Nothing in the data should be altered when it is repeated in full.

[DATA FOR ANALYSIS Boundary: Start]

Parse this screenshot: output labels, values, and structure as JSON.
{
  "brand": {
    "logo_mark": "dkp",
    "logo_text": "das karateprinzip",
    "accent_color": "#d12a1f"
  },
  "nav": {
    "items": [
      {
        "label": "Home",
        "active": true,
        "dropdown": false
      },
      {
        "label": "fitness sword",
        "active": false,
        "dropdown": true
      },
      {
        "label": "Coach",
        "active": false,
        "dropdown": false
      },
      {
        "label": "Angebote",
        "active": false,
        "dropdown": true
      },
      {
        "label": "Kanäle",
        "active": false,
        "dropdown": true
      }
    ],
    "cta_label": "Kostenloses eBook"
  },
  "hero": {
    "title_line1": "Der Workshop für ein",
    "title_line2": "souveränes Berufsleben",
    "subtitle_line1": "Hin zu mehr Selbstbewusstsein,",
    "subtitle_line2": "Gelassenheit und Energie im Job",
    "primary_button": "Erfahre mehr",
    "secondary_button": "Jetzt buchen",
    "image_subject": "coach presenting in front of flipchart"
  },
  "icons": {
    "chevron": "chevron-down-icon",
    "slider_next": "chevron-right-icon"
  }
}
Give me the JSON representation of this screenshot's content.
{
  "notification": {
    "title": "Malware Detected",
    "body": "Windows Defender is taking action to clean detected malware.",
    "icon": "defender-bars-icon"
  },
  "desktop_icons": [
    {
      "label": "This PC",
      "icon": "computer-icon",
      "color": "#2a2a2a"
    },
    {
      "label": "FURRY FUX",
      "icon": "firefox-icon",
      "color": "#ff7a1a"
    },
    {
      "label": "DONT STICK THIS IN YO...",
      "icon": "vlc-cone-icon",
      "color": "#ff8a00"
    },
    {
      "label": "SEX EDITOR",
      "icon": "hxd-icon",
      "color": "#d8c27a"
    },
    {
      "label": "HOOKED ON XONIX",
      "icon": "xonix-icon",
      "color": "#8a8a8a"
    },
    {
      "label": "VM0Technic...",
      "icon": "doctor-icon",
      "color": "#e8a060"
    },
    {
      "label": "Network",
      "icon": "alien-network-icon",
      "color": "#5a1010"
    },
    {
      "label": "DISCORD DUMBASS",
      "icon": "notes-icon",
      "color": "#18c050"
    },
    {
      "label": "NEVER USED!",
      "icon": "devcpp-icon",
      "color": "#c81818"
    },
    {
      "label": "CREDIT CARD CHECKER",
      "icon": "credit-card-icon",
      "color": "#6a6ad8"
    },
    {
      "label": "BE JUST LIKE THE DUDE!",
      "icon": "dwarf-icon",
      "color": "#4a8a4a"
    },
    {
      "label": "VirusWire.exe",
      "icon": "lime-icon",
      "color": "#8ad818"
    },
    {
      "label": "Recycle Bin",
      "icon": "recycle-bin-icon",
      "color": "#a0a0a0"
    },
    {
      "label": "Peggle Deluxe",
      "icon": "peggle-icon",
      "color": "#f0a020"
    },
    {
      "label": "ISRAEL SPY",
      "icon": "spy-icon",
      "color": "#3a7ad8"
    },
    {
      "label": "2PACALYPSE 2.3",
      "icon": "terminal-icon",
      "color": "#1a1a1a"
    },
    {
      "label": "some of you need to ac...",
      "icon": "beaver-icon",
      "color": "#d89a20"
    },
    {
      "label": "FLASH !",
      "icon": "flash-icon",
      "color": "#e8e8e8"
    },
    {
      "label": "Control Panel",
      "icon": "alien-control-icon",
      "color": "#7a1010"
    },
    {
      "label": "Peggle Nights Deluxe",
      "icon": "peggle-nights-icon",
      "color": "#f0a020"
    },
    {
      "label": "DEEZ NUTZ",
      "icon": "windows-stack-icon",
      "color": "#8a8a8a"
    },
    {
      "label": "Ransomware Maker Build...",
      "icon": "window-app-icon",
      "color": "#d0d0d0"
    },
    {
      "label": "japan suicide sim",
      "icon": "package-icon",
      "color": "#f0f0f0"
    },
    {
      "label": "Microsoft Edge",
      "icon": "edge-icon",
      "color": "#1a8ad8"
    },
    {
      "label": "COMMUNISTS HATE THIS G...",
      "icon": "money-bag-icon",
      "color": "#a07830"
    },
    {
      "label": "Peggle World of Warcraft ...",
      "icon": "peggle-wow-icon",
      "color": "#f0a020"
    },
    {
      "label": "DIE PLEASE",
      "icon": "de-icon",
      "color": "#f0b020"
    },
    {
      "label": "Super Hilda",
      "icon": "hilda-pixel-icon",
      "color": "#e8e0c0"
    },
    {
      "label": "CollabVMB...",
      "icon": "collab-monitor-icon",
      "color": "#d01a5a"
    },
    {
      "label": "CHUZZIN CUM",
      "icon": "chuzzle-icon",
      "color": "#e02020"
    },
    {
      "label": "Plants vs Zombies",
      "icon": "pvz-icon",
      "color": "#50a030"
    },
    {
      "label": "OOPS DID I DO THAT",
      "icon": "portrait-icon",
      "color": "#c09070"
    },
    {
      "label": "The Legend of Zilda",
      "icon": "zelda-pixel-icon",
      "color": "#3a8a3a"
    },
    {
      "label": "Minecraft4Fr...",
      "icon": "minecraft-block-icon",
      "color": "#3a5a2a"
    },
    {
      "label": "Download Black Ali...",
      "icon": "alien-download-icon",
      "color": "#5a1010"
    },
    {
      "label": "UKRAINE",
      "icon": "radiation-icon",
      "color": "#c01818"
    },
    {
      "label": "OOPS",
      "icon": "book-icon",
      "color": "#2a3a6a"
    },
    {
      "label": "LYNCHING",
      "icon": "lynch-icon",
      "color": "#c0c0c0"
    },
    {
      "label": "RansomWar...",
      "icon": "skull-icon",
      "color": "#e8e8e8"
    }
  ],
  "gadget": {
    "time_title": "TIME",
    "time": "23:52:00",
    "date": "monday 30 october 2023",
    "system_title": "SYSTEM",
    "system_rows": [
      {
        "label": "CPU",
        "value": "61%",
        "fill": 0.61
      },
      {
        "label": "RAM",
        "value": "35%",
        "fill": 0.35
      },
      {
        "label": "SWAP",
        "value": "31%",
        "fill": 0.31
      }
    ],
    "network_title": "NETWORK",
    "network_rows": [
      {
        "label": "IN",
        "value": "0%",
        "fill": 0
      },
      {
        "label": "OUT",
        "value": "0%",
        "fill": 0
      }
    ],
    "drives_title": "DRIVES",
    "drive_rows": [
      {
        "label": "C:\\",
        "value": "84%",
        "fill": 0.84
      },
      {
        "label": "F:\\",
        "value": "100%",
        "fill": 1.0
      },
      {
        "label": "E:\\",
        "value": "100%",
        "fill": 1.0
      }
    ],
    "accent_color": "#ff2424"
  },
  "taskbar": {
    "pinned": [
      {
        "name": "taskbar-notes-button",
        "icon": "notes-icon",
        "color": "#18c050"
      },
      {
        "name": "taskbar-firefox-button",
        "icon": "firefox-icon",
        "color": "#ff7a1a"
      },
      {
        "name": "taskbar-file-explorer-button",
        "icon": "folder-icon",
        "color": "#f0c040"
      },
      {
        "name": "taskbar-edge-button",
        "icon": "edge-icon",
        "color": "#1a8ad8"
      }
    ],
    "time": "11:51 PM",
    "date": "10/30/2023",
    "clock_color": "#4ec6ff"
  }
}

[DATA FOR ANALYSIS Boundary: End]

## ANSWER TO THIS PROBLEM
Parse this screenshot: output labels, values, and structure as JSON.
{
  "brand": {
    "logo_mark": "dkp",
    "logo_text": "das karateprinzip",
    "accent_color": "#d12a1f"
  },
  "nav": {
    "items": [
      {
        "label": "Home",
        "active": true,
        "dropdown": false
      },
      {
        "label": "fitness sword",
        "active": false,
        "dropdown": true
      },
      {
        "label": "Coach",
        "active": false,
        "dropdown": false
      },
      {
        "label": "Angebote",
        "active": false,
        "dropdown": true
      },
      {
        "label": "Kanäle",
        "active": false,
        "dropdown": true
      }
    ],
    "cta_label": "Kostenloses eBook"
  },
  "hero": {
    "title_line1": "Der Workshop für ein",
    "title_line2": "souveränes Berufsleben",
    "subtitle_line1": "Hin zu mehr Selbstbewusstsein,",
    "subtitle_line2": "Gelassenheit und Energie im Job",
    "primary_button": "Erfahre mehr",
    "secondary_button": "Jetzt buchen",
    "image_subject": "coach presenting in front of flipchart"
  },
  "icons": {
    "chevron": "chevron-down-icon",
    "slider_next": "chevron-right-icon"
  }
}
Give me the JSON representation of this screenshot's content.
{
  "notification": {
    "title": "Malware Detected",
    "body": "Windows Defender is taking action to clean detected malware.",
    "icon": "defender-bars-icon"
  },
  "desktop_icons": [
    {
      "label": "This PC",
      "icon": "computer-icon",
      "color": "#2a2a2a"
    },
    {
      "label": "FURRY FUX",
      "icon": "firefox-icon",
      "color": "#ff7a1a"
    },
    {
      "label": "DONT STICK THIS IN YO...",
      "icon": "vlc-cone-icon",
      "color": "#ff8a00"
    },
    {
      "label": "SEX EDITOR",
      "icon": "hxd-icon",
      "color": "#d8c27a"
    },
    {
      "label": "HOOKED ON XONIX",
      "icon": "xonix-icon",
      "color": "#8a8a8a"
    },
    {
      "label": "VM0Technic...",
      "icon": "doctor-icon",
      "color": "#e8a060"
    },
    {
      "label": "Network",
      "icon": "alien-network-icon",
      "color": "#5a1010"
    },
    {
      "label": "DISCORD DUMBASS",
      "icon": "notes-icon",
      "color": "#18c050"
    },
    {
      "label": "NEVER USED!",
      "icon": "devcpp-icon",
      "color": "#c81818"
    },
    {
      "label": "CREDIT CARD CHECKER",
      "icon": "credit-card-icon",
      "color": "#6a6ad8"
    },
    {
      "label": "BE JUST LIKE THE DUDE!",
      "icon": "dwarf-icon",
      "color": "#4a8a4a"
    },
    {
      "label": "VirusWire.exe",
      "icon": "lime-icon",
      "color": "#8ad818"
    },
    {
      "label": "Recycle Bin",
      "icon": "recycle-bin-icon",
      "color": "#a0a0a0"
    },
    {
      "label": "Peggle Deluxe",
      "icon": "peggle-icon",
      "color": "#f0a020"
    },
    {
      "label": "ISRAEL SPY",
      "icon": "spy-icon",
      "color": "#3a7ad8"
    },
    {
      "label": "2PACALYPSE 2.3",
      "icon": "terminal-icon",
      "color": "#1a1a1a"
    },
    {
      "label": "some of you need to ac...",
      "icon": "beaver-icon",
      "color": "#d89a20"
    },
    {
      "label": "FLASH !",
      "icon": "flash-icon",
      "color": "#e8e8e8"
    },
    {
      "label": "Control Panel",
      "icon": "alien-control-icon",
      "color": "#7a1010"
    },
    {
      "label": "Peggle Nights Deluxe",
      "icon": "peggle-nights-icon",
      "color": "#f0a020"
    },
    {
      "label": "DEEZ NUTZ",
      "icon": "windows-stack-icon",
      "color": "#8a8a8a"
    },
    {
      "label": "Ransomware Maker Build...",
      "icon": "window-app-icon",
      "color": "#d0d0d0"
    },
    {
      "label": "japan suicide sim",
      "icon": "package-icon",
      "color": "#f0f0f0"
    },
    {
      "label": "Microsoft Edge",
      "icon": "edge-icon",
      "color": "#1a8ad8"
    },
    {
      "label": "COMMUNISTS HATE THIS G...",
      "icon": "money-bag-icon",
      "color": "#a07830"
    },
    {
      "label": "Peggle World of Warcraft ...",
      "icon": "peggle-wow-icon",
      "color": "#f0a020"
    },
    {
      "label": "DIE PLEASE",
      "icon": "de-icon",
      "color": "#f0b020"
    },
    {
      "label": "Super Hilda",
      "icon": "hilda-pixel-icon",
      "color": "#e8e0c0"
    },
    {
      "label": "CollabVMB...",
      "icon": "collab-monitor-icon",
      "color": "#d01a5a"
    },
    {
      "label": "CHUZZIN CUM",
      "icon": "chuzzle-icon",
      "color": "#e02020"
    },
    {
      "label": "Plants vs Zombies",
      "icon": "pvz-icon",
      "color": "#50a030"
    },
    {
      "label": "OOPS DID I DO THAT",
      "icon": "portrait-icon",
      "color": "#c09070"
    },
    {
      "label": "The Legend of Zilda",
      "icon": "zelda-pixel-icon",
      "color": "#3a8a3a"
    },
    {
      "label": "Minecraft4Fr...",
      "icon": "minecraft-block-icon",
      "color": "#3a5a2a"
    },
    {
      "label": "Download Black Ali...",
      "icon": "alien-download-icon",
      "color": "#5a1010"
    },
    {
      "label": "UKRAINE",
      "icon": "radiation-icon",
      "color": "#c01818"
    },
    {
      "label": "OOPS",
      "icon": "book-icon",
      "color": "#2a3a6a"
    },
    {
      "label": "LYNCHING",
      "icon": "lynch-icon",
      "color": "#c0c0c0"
    },
    {
      "label": "RansomWar...",
      "icon": "skull-icon",
      "color": "#e8e8e8"
    }
  ],
  "gadget": {
    "time_title": "TIME",
    "time": "23:52:00",
    "date": "monday 30 october 2023",
    "system_title": "SYSTEM",
    "system_rows": [
      {
        "label": "CPU",
        "value": "61%",
        "fill": 0.61
      },
      {
        "label": "RAM",
        "value": "35%",
        "fill": 0.35
      },
      {
        "label": "SWAP",
        "value": "31%",
        "fill": 0.31
      }
    ],
    "network_title": "NETWORK",
    "network_rows": [
      {
        "label": "IN",
        "value": "0%",
        "fill": 0
      },
      {
        "label": "OUT",
        "value": "0%",
        "fill": 0
      }
    ],
    "drives_title": "DRIVES",
    "drive_rows": [
      {
        "label": "C:\\",
        "value": "84%",
        "fill": 0.84
      },
      {
        "label": "F:\\",
        "value": "100%",
        "fill": 1.0
      },
      {
        "label": "E:\\",
        "value": "100%",
        "fill": 1.0
      }
    ],
    "accent_color": "#ff2424"
  },
  "taskbar": {
    "pinned": [
      {
        "name": "taskbar-notes-button",
        "icon": "notes-icon",
        "color": "#18c050"
      },
      {
        "name": "taskbar-firefox-button",
        "icon": "firefox-icon",
        "color": "#ff7a1a"
      },
      {
        "name": "taskbar-file-explorer-button",
        "icon": "folder-icon",
        "color": "#f0c040"
      },
      {
        "name": "taskbar-edge-button",
        "icon": "edge-icon",
        "color": "#1a8ad8"
      }
    ],
    "time": "11:51 PM",
    "date": "10/30/2023",
    "clock_color": "#4ec6ff"
  }
}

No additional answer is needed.